State Insurance Exchanges Wrestle With Rollout Issues
In Iowa, an insurer uses sarcasm to woo consumers to buy policies away from the federal website. In Minnesota, insurers list problems which may keep consumers who think they've enrolled in a plan from being covered on Jan.1. Developments in Oregon and Colorado are also scrutinized.
The Associated Press: Iowa Insurer Pokes Fun At Federal Website In Ads
The television ads show a series of medical mishaps: a man kicking the wrong leg in a reflex check, a urine sample bottle that won’t open for a frustrated patient and a blood pressure cuff letting out a strange noise when the doctor presses the plastic bulb. After each scene, a narrator says: "Things don’t always work like they’re supposed to. Good thing the government exchange website isn’t the only place to buy health insurance" (Lucey, 12/8).

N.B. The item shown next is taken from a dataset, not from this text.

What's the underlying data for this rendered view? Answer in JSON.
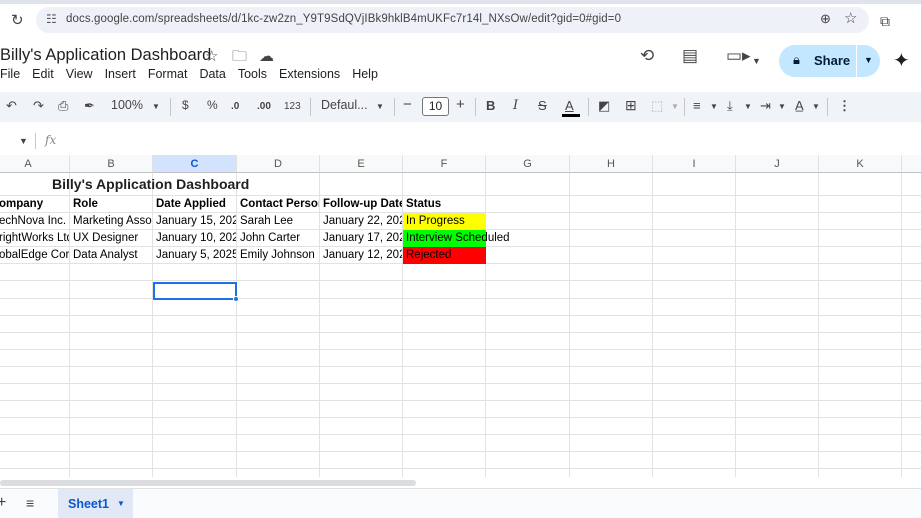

Kaiser Health News: Minnesotans Who Think They Signed Up For Health Insurance May Not Be Enrolled
In the most vivid detail yet, Minnesota's top insurers have laid out a list of technological problems that they say may keep people who've enrolled in a health plan from being covered on Jan. 1. Insurance carriers selling plans on the state's insurance marketplace say enrollment information they're getting from MNsure, is inaccurate and incomplete - and that time is running out to fix these problems (Richert, 12/8).
The Oregonian: Cover Oregon: Take Care In Applying Those Advanced Premium Tax Credits
So if all goes as state officials hope, Oregonians who've applied for insurance through Cover Oregon will receive enrollment packets in the mail this week. If you're among them, and you want coverage by Jan. 1, you'll have until Dec. 15 to finalize some fairly complicated choices. You'll have to pick which insurance plan (or plans) best suits you or your family. You'll also have to decide – if you're eligible - how much of a tax credit to take and when to take it (Hunsberger, 12/7).
The Oregonian: John Kitzhaber Says Extending Oregon Insurance Plans To 2014 Is Legal
Gov. John Kitzhaber said Friday that Oregon’s legislative lawyers got it wrong when they ruled the state’s insurance commissioner was out-of-bounds in allowing insurers to extend some health plans into 2014. More than 140,000 Oregonians faced Dec. 31 cancellations of their health insurance until Oregon Insurance Commissioner Laura Cali announced that insurers could extend those policies until the end of next year (Gaston, 12/6).
Health Policy Solutions (a Colo. news service): Exchange Boss Withdraws Request For Pay Hike
The head of Colorado’s health exchange is withdrawing a request for a raise. … The news came after the Denver Post reported that Rep. Cory Gardner, R-Yuma, planned to introduce legislation in Congress barring CEOs of state health exchanges from getting taxpayer-supported bonuses or raises. … [Patty Fontneau, the CEO and executive director of Colorado’s health exchange] gets paid $190,550 a year and received a 10 percent bonus last December (Kerwin McCrimmon, 12/6).
Health Policy Solutions (a Colo. news service): ‘Don’t Give Up,’ Commissioner Urges Angry Ski Resort Residents
Colorado Insurance Commissioner Marguerite Salazar wants to reduce high health costs in mountain resort communities, but can’t fix anything until 2015. Salazar met with a standing-room crowd of irate Summit County residents on Thursday to hear their concerns and explore solutions for health insurance rates that are up to three times higher than other parts of the state. The area is home to several of Colorado’s premier ski resorts including Keystone, Breckenridge, Copper Mountain and Arapahoe Basin (Kerwin McCrimmon, 12/6).
This is part of the KHN Morning Briefing, a summary of health policy coverage from major news organizations. Sign up for an email subscription.